The novel is not sentimental. Women collude with their oppressors; they are not above sad allegiances, betrayals and extended states of denial. Good and evil as moral absolutes are deliberately blurred. One of the remarkable and powerful aspects of the novel is the way it depicts the inner sympathies and irritations of individual women as they dismiss one another or move closer to an understanding of each other. In the novel, women are told, with some hostility, that “you need to know what you are”. The women, however, arrive at their own understanding of their identities and of the extent to which they are prepared to compromise and to support one another.

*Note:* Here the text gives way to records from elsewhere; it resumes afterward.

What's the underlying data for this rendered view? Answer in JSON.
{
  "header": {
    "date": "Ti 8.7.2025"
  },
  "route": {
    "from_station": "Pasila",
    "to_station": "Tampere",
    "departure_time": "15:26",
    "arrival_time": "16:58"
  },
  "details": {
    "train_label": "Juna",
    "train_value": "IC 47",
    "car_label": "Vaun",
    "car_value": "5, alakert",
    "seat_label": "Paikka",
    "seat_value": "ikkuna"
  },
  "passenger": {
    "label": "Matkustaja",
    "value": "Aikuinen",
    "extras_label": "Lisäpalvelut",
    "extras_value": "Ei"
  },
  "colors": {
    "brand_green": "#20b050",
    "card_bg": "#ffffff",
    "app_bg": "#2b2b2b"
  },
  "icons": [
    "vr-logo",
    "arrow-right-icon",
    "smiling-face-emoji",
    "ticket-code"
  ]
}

The ending is provocative: this novel, which uses some of the motifs of fairy tales, reminds us that fairy tales can be culturally potent and troubling, and the best and strangest of them have thought-provoking conclusions. Although the story uses venerable literary motifs of entrapment and transformation, one of the great achievements of The Natural Way of Things is that it also has such recognisable elements of the contemporary public shaming and silencing of transgressive women. The novel provokes serious and important conversations. It is a timely tale, as Australia considers issues surrounding public and domestic violence, in particular violence against women. The Natural Way of Things is a riveting and necessary act of critique.
Exposing the threads of misogyny, cowardice and abuses of power embedded in contemporary society, this is a confronting, sometimes deeply painful novel to read. With an unflinching eye and audacious imagination, Charlotte Wood carries us from a nightmare of helplessness and despair to a fantasy of revenge and reckoning.
‘Charlotte Wood’s fifth novel The Natural Way of Things is a virtuoso performance, plotted deftly through a minefield of potential traps, weighted with allegory yet swift and sure in its narrative advance. As an idea for a novel, it’s rich, and to achieve that idea the writer has been courageous. Her control of this story is masterful.’ Rosemary Sorensen, Sydney Review of Books
‘I was gripped by the full-bodied, precise prose. Wood deftly shows us how we are savage, revolting, tender, desperate, and especially how we survive.’ Emily Gale, Readings
‘The Natural Way of Things is a novel to provoke thought, conversation, disgust, anger and concern, a work that will haunt the reader with its poetry and the stark truths buried within Wood’s brilliant exploration of a toxic culture in extremis.’ Portia Lindsay, The Australian
‘Wood has written an allegory for our society’s treatment of women, through channels such as social media and domestic violence. Just as the women in The Natural Way of Things are intimidated, violated, reduced to their barest pieces, so many people in our world have their rights to privacy, their rights to safety, their rights to humanity, dissolved.’ Kyra Bandte, Writer’s Edit